This process is historical, that is, the way man has represented himself throughout time has been changing according to the vision he had of himself and of the world that surrounded him, thus showing us that the artists in pre-History, in Ancient Egypt, Ancient Greece and Rome, the Middle Ages, the Renaissance, the Baroque period, the Romanticism and in the 20th and 21st centuries represent the Human Figure in different ways. The representation of the Human Figure in pre-History is probably related to the belief of a magical nature of the actual object that would act on whoever possessed it. In this way, the artist of pre-History, from the direct observation of reality, grants himself the freedom to deform some forms, in order to give them meanings. For example, the intentional exaggeration of the breasts and buttocks of Willendorf’s Venus is probably related to the cult of fecundity (Fig.1).
In Ancient Egypt, the conventional representation of the Human Figure, in both men and women perfectly hieratic, embellished in attributes, respecting the law of frontality and the differentiator chromatism of both sexes, seems to translate the immutability of the empire that produced them, that is why, their images demonstrate an imperturbable calmness throughout time.
In Ancient Greece, on the other hand, the representation of the Human Figure reaches it true peak, given that the Greek artists were the first to succeed in representing the Human Figure as it was perceived by sight.

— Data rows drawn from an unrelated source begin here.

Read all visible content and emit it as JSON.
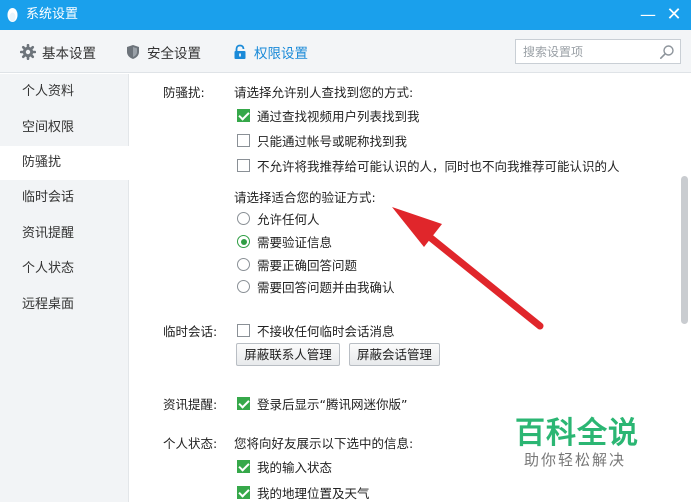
{
  "window": {
    "title": "系统设置",
    "minimize": "—",
    "close": "✕"
  },
  "toolbar": {
    "tabs": [
      {
        "label": "基本设置",
        "icon": "gear-icon"
      },
      {
        "label": "安全设置",
        "icon": "shield-icon"
      },
      {
        "label": "权限设置",
        "icon": "lock-icon",
        "active": true
      }
    ],
    "search_placeholder": "搜索设置项"
  },
  "sidebar": {
    "items": [
      {
        "label": "个人资料"
      },
      {
        "label": "空间权限"
      },
      {
        "label": "防骚扰",
        "active": true
      },
      {
        "label": "临时会话"
      },
      {
        "label": "资讯提醒"
      },
      {
        "label": "个人状态"
      },
      {
        "label": "远程桌面"
      }
    ]
  },
  "main": {
    "anti_harass": {
      "label": "防骚扰:",
      "find_prompt": "请选择允许别人查找到您的方式:",
      "find_options": [
        {
          "label": "通过查找视频用户列表找到我",
          "checked": true
        },
        {
          "label": "只能通过帐号或昵称找到我",
          "checked": false
        },
        {
          "label": "不允许将我推荐给可能认识的人，同时也不向我推荐可能认识的人",
          "checked": false
        }
      ],
      "verify_prompt": "请选择适合您的验证方式:",
      "verify_options": [
        {
          "label": "允许任何人",
          "selected": false
        },
        {
          "label": "需要验证信息",
          "selected": true
        },
        {
          "label": "需要正确回答问题",
          "selected": false
        },
        {
          "label": "需要回答问题并由我确认",
          "selected": false
        }
      ]
    },
    "temp_session": {
      "label": "临时会话:",
      "option": {
        "label": "不接收任何临时会话消息",
        "checked": false
      },
      "buttons": [
        "屏蔽联系人管理",
        "屏蔽会话管理"
      ]
    },
    "news_reminder": {
      "label": "资讯提醒:",
      "option": {
        "label": "登录后显示“腾讯网迷你版”",
        "checked": true
      }
    },
    "personal_status": {
      "label": "个人状态:",
      "prompt": "您将向好友展示以下选中的信息:",
      "options": [
        {
          "label": "我的输入状态",
          "checked": true
        },
        {
          "label": "我的地理位置及天气",
          "checked": true
        }
      ]
    }
  },
  "watermark": {
    "title": "百科全说",
    "subtitle": "助你轻松解决"
  },
  "colors": {
    "titlebar": "#1aa0ec",
    "active_tab": "#1a8ad8",
    "checkbox_checked": "#36a84a",
    "arrow": "#e0262b",
    "watermark": "#2bb673"
  }
}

And to achieve this, they turned to perspective, to foreshortening techniques and to a deep understanding of the human anatomy – that they observed at rest and in movement in the Gymnasia and in the Olympic Games – becoming experts in the representation of nudity (Niobe is the first female nudity in History), and of psychology, hence having been the first to represent all the emotions of drama that is human existence. However, the search for perfection, harmony and proportionality – translated in the “canon” (the rule), conditions a certain realism of Greek art by the need of the representation of perfect archetypes, to finally achieve the beautiful ideal. In the period currently considered the Classical Antiquity, we can also highlight the contribution of the Roman civilization artists in the portrait area and their huge capacity to reproduce with total accuracy the physiognomic and psychological features of children, men, women and old people.
During one of the longest periods of Western Cultural History – The Middle Ages – the representation of the Human Figure starts to move away again from the form as it was visually perceived, thus gaining a great expressivity. With the purpose to enhance the symbolic intentions of the Christian tradition, the Human Figure begins to be presented frontally, hieratic and with rigid gestures, even having anatomical errors simply to adapt it to the space that it was intended for. Nudity is rarely dealt with, but when it is, generally it refers to elongated bodies and to poorly marked bone structures, as is seen in the sculpture called “Adam and Eve” by Canto da Maia (Fig. 2).

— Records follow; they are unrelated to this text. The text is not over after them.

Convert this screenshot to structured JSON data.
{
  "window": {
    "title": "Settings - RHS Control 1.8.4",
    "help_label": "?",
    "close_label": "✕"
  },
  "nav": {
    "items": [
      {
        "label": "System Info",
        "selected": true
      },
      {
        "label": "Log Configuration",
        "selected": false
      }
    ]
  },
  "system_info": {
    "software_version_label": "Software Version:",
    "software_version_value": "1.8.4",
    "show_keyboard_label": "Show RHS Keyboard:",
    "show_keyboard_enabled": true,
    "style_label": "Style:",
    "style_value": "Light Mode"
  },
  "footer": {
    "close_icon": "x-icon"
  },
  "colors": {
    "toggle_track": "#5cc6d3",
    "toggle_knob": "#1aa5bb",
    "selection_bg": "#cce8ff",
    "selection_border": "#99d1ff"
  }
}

In the Renaissance, the representation of the Human Figure gained a new breath. The research about this topic, that took place in this period and extended until the 19th century, can be understood as the search for the secret of the old or the attempt to discover the canon that the Old were thought to have used and that would be a kind of magical recipe that when duly applied, would result in the creation of perfect bodies. In this way, the representation of the Human Figure, following the classical inheritance, demonstrated various levels of visual fidelity, not only in the physical and anatomical aspects but also in the expression of feelings and emotions, thus recovering the genres of nudity and the portrait. The reference was Man while “measure of all things”, as was immortalized by Leonardo da Vinci.

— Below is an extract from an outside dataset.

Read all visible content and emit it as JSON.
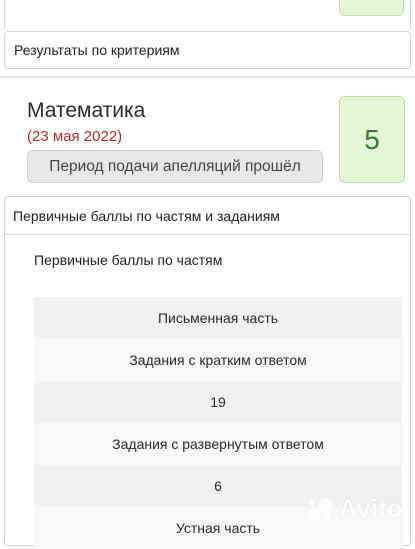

The representation of the Human Figure, during the Baroque period, continues the Renaissance achievements, but giving it a more theatrical appearance, that is, choosing to make the proportions slimmer, by the serpentinata style which gives them more dynamism, by exploring expressions of more exaggerated forms, and by capturing the characters “in action” like a kind of snapshot photography.
In the 19th century, the achievements in Painting and in Sculpture did not walk hand in hand, but at the level of the representation of the Human Figure. What is common in both plastic arts is that the expression of the individual feeling is favoured. Symptoms of time and exasperated facets of the human being were for the first time represented in a truly exemplary way.
In the 20th century, one can consider Picasso’s Les Demoiselles d’Avignon as the moment of rupture in the way the human figure is represented before and after this painting. The total deconstruction or the construction of the bodies seen as geometrical figures, the rude and dry style obtained by the priority given to the straight line on the curved line, and the shaping of the Human figure in abrupt geometric volumes, opened the doors to total freedom given the previous canons and even given to the possibility of many future representations.